> Required action
In the records below, find each line containing the word "Office" and copy it.

> Data in this exercise
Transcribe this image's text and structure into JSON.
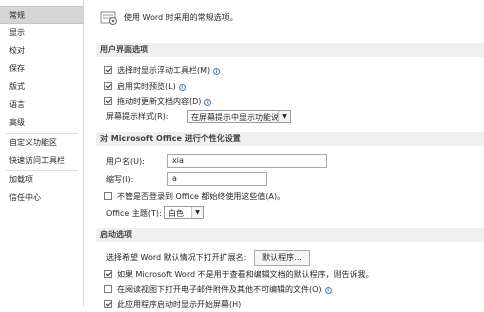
{
  "sidebar": {
    "items": [
      {
        "label": "常规",
        "selected": true
      },
      {
        "label": "显示"
      },
      {
        "label": "校对"
      },
      {
        "label": "保存"
      },
      {
        "label": "版式"
      },
      {
        "label": "语言"
      },
      {
        "label": "高级"
      },
      {
        "label": "自定义功能区"
      },
      {
        "label": "快速访问工具栏"
      },
      {
        "label": "加载项"
      },
      {
        "label": "信任中心"
      }
    ]
  },
  "main": {
    "intro": "使用 Word 时采用的常规选项。",
    "ui_section": {
      "title": "用户界面选项",
      "mini_toolbar": "选择时显示浮动工具栏(M)",
      "live_preview": "启用实时预览(L)",
      "update_on_drag": "拖动时更新文档内容(D)",
      "screentip_label": "屏幕提示样式(R):",
      "screentip_value": "在屏幕提示中显示功能说明"
    },
    "personalize_section": {
      "title": "对 Microsoft Office 进行个性化设置",
      "username_label": "用户名(U):",
      "username_value": "xia",
      "initials_label": "缩写(I):",
      "initials_value": "a",
      "always_use": "不管是否登录到 Office 都始终使用这些值(A)。",
      "theme_label": "Office 主题(T):",
      "theme_value": "白色"
    },
    "startup_section": {
      "title": "启动选项",
      "default_ext_label": "选择希望 Word 默认情况下打开扩展名:",
      "default_programs_button": "默认程序...",
      "tell_me_default": "如果 Microsoft Word 不是用于查看和编辑文档的默认程序，则告诉我。",
      "reading_view": "在阅读视图下打开电子邮件附件及其他不可编辑的文件(O)",
      "start_screen": "此应用程序启动时显示开始屏幕(H)"
    }
  },
  "colors": {
    "selected_nav": "#d5d5d5",
    "section_bg": "#f0f0f0",
    "info_icon": "#4a7cc3"
  }
}
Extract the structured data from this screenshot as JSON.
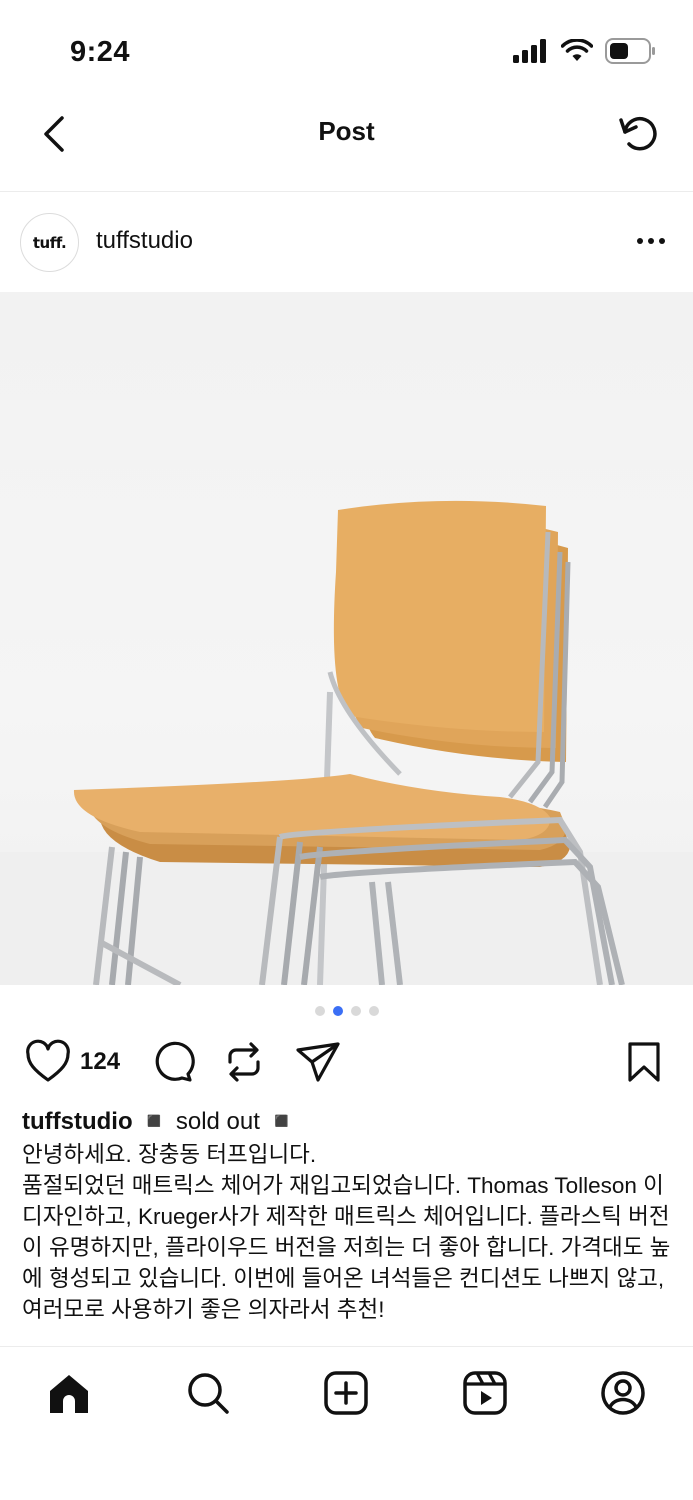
{
  "status_bar": {
    "time": "9:24",
    "icons": [
      "cellular-signal-icon",
      "wifi-icon",
      "battery-icon"
    ]
  },
  "header": {
    "title": "Post",
    "back_icon": "chevron-left-icon",
    "refresh_icon": "refresh-icon"
  },
  "post": {
    "avatar_text": "tuff.",
    "username": "tuffstudio",
    "more_icon": "more-horizontal-icon",
    "image_description_icon": "photo",
    "carousel": {
      "count": 4,
      "active_index": 1
    },
    "likes": "124",
    "caption": {
      "username": "tuffstudio",
      "headline": "◾️ sold out ◾️",
      "line1": "안녕하세요. 장충동 터프입니다.",
      "body": "품절되었던 매트릭스 체어가 재입고되었습니다. Thomas Tolleson 이 디자인하고, Krueger사가 제작한 매트릭스 체어입니다. 플라스틱 버전이 유명하지만, 플라이우드 버전을 저희는 더 좋아 합니다. 가격대도 높에 형성되고 있습니다. 이번에 들어온 녀석들은 컨디션도 나쁘지 않고, 여러모로 사용하기 좋은 의자라서 추천!"
    }
  },
  "tabbar": {
    "items": [
      "home-icon",
      "search-icon",
      "create-icon",
      "reels-icon",
      "profile-icon"
    ]
  },
  "colors": {
    "accent": "#3b6ff5",
    "text": "#111111",
    "divider": "#ececec",
    "wood": "#e3a85c",
    "chrome": "#b9bcc0"
  }
}
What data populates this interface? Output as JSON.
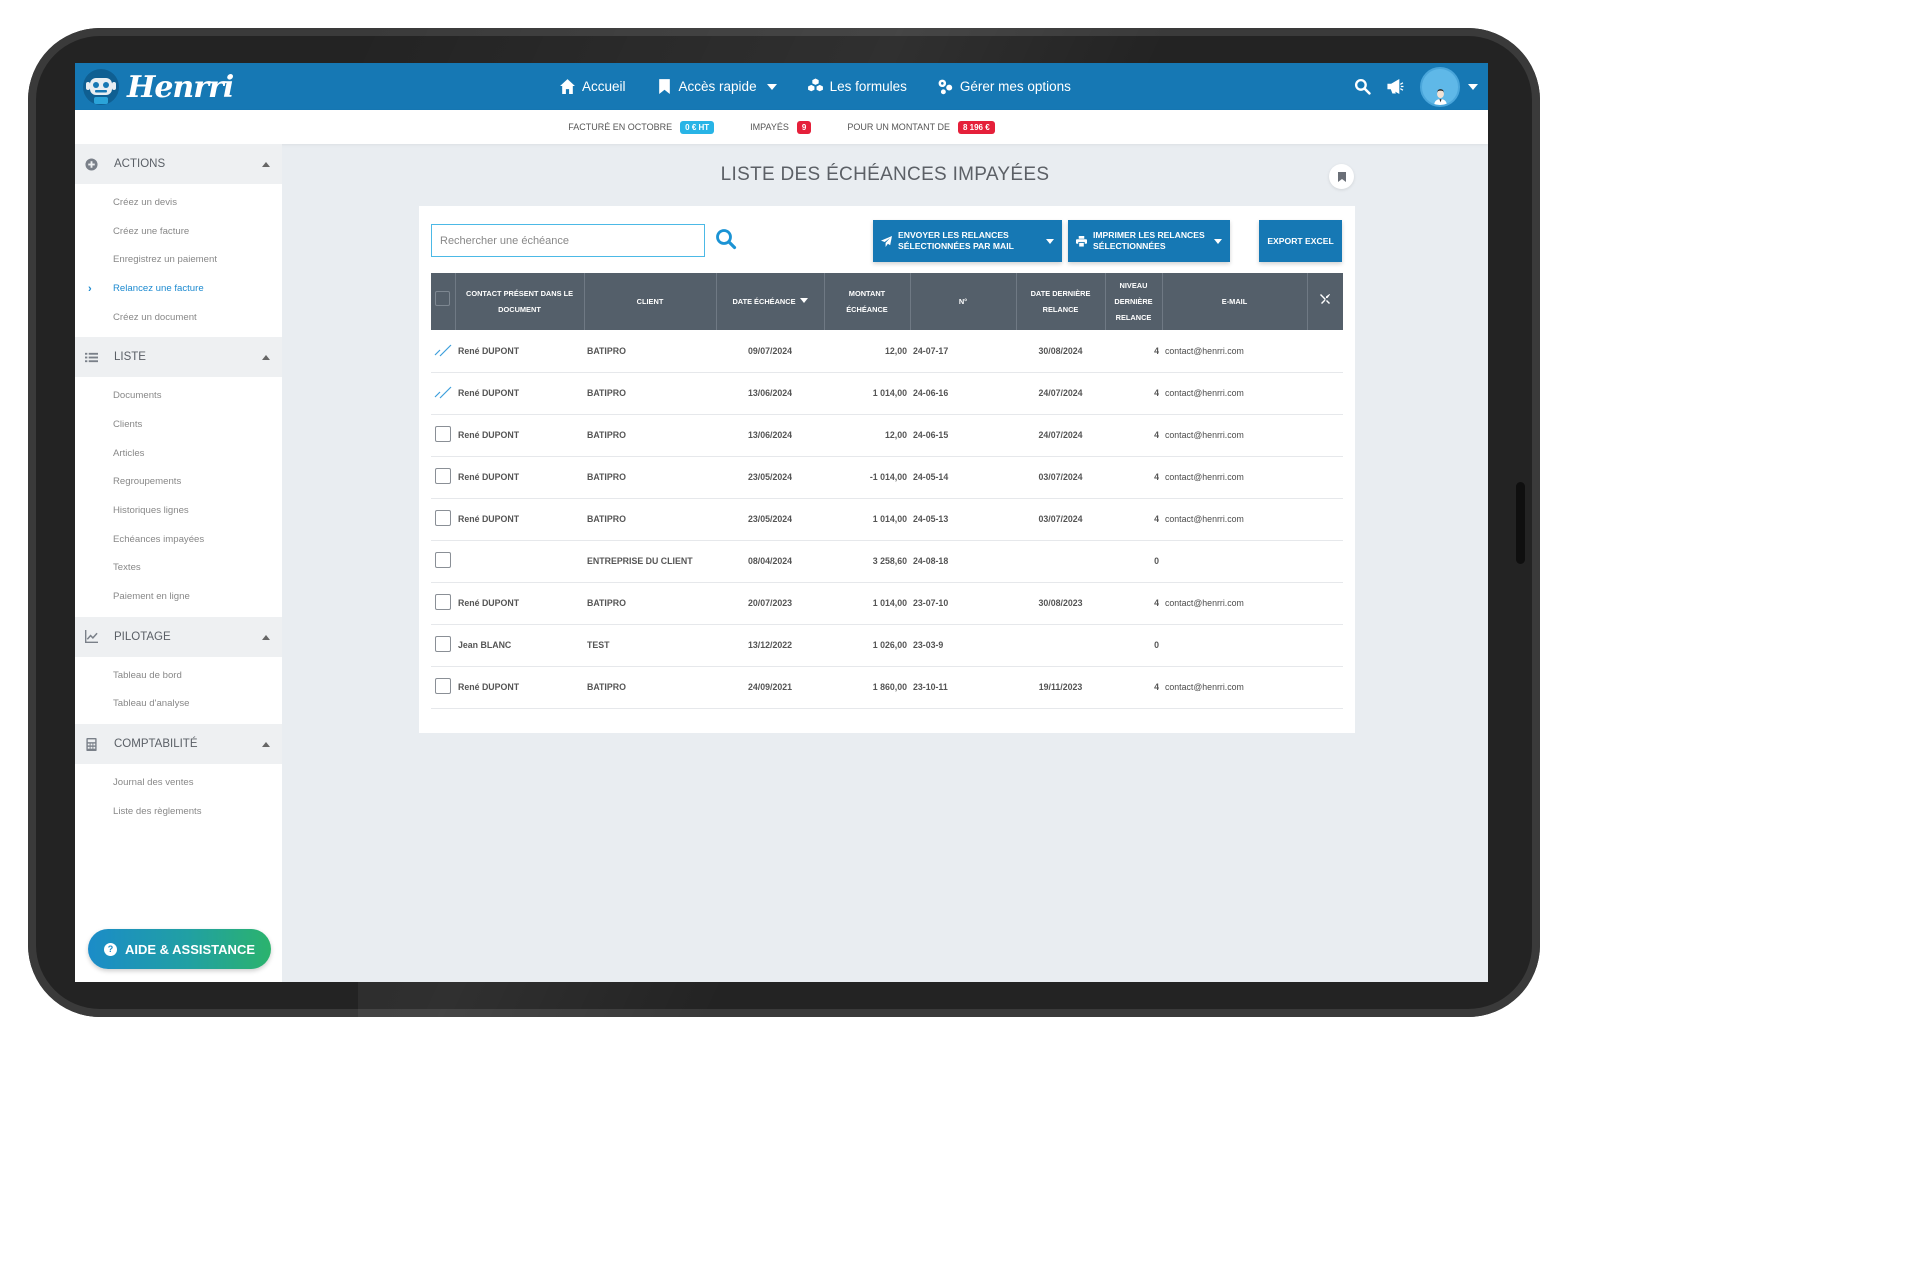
{
  "brand": {
    "logo_text": "Henrri"
  },
  "nav": {
    "items": [
      {
        "label": "Accueil",
        "icon": "home-icon"
      },
      {
        "label": "Accès rapide",
        "icon": "bookmark-icon",
        "dropdown": true
      },
      {
        "label": "Les formules",
        "icon": "cubes-icon"
      },
      {
        "label": "Gérer mes options",
        "icon": "cogs-icon"
      }
    ]
  },
  "topright": {
    "icons": [
      "search-icon",
      "megaphone-icon",
      "avatar",
      "chevron-down-icon"
    ]
  },
  "summary": {
    "facture_label": "Facturé en octobre",
    "facture_value": "0 € HT",
    "impayes_label": "Impayés",
    "impayes_value": "9",
    "montant_label": "Pour un montant de",
    "montant_value": "8 196 €"
  },
  "sidebar": {
    "sections": [
      {
        "title": "Actions",
        "icon": "plus-circle-icon",
        "items": [
          "Créez un devis",
          "Créez une facture",
          "Enregistrez un paiement",
          "Relancez une facture",
          "Créez un document"
        ],
        "active": 3
      },
      {
        "title": "Liste",
        "icon": "list-icon",
        "items": [
          "Documents",
          "Clients",
          "Articles",
          "Regroupements",
          "Historiques lignes",
          "Echéances impayées",
          "Textes",
          "Paiement en ligne"
        ]
      },
      {
        "title": "Pilotage",
        "icon": "chart-line-icon",
        "items": [
          "Tableau de bord",
          "Tableau d'analyse"
        ]
      },
      {
        "title": "Comptabilité",
        "icon": "calculator-icon",
        "items": [
          "Journal des ventes",
          "Liste des règlements"
        ]
      }
    ],
    "help_label": "AIDE & ASSISTANCE"
  },
  "page": {
    "title": "LISTE DES ÉCHÉANCES IMPAYÉES",
    "search_placeholder": "Rechercher une échéance",
    "btn_send": "Envoyer les relances sélectionnées par mail",
    "btn_print": "Imprimer les relances sélectionnées",
    "btn_export": "Export Excel"
  },
  "table": {
    "headers": [
      "Contact présent dans le document",
      "Client",
      "Date échéance",
      "Montant échéance",
      "N°",
      "Date dernière relance",
      "Niveau dernière relance",
      "E-mail"
    ],
    "rows": [
      {
        "checked": true,
        "contact": "René DUPONT",
        "client": "BATIPRO",
        "date": "09/07/2024",
        "montant": "12,00",
        "num": "24-07-17",
        "relance": "30/08/2024",
        "niveau": "4",
        "email": "contact@henrri.com"
      },
      {
        "checked": true,
        "contact": "René DUPONT",
        "client": "BATIPRO",
        "date": "13/06/2024",
        "montant": "1 014,00",
        "num": "24-06-16",
        "relance": "24/07/2024",
        "niveau": "4",
        "email": "contact@henrri.com"
      },
      {
        "checked": false,
        "contact": "René DUPONT",
        "client": "BATIPRO",
        "date": "13/06/2024",
        "montant": "12,00",
        "num": "24-06-15",
        "relance": "24/07/2024",
        "niveau": "4",
        "email": "contact@henrri.com"
      },
      {
        "checked": false,
        "contact": "René DUPONT",
        "client": "BATIPRO",
        "date": "23/05/2024",
        "montant": "-1 014,00",
        "num": "24-05-14",
        "relance": "03/07/2024",
        "niveau": "4",
        "email": "contact@henrri.com"
      },
      {
        "checked": false,
        "contact": "René DUPONT",
        "client": "BATIPRO",
        "date": "23/05/2024",
        "montant": "1 014,00",
        "num": "24-05-13",
        "relance": "03/07/2024",
        "niveau": "4",
        "email": "contact@henrri.com"
      },
      {
        "checked": false,
        "contact": "",
        "client": "ENTREPRISE DU CLIENT",
        "date": "08/04/2024",
        "montant": "3 258,60",
        "num": "24-08-18",
        "relance": "",
        "niveau": "0",
        "email": ""
      },
      {
        "checked": false,
        "contact": "René DUPONT",
        "client": "BATIPRO",
        "date": "20/07/2023",
        "montant": "1 014,00",
        "num": "23-07-10",
        "relance": "30/08/2023",
        "niveau": "4",
        "email": "contact@henrri.com"
      },
      {
        "checked": false,
        "contact": "Jean BLANC",
        "client": "TEST",
        "date": "13/12/2022",
        "montant": "1 026,00",
        "num": "23-03-9",
        "relance": "",
        "niveau": "0",
        "email": ""
      },
      {
        "checked": false,
        "contact": "René DUPONT",
        "client": "BATIPRO",
        "date": "24/09/2021",
        "montant": "1 860,00",
        "num": "23-10-11",
        "relance": "19/11/2023",
        "niveau": "4",
        "email": "contact@henrri.com"
      }
    ]
  },
  "colors": {
    "brand_blue": "#1678b4",
    "header_gray": "#545f6a",
    "badge_red": "#e5203a",
    "badge_blue": "#28b4e6"
  }
}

> Exercise solution
      "title": "对 Microsoft Office 进行个性化设置",
      "always_use": "不管是否登录到 Office 都始终使用这些值(A)。",
      "theme_label": "Office 主题(T):",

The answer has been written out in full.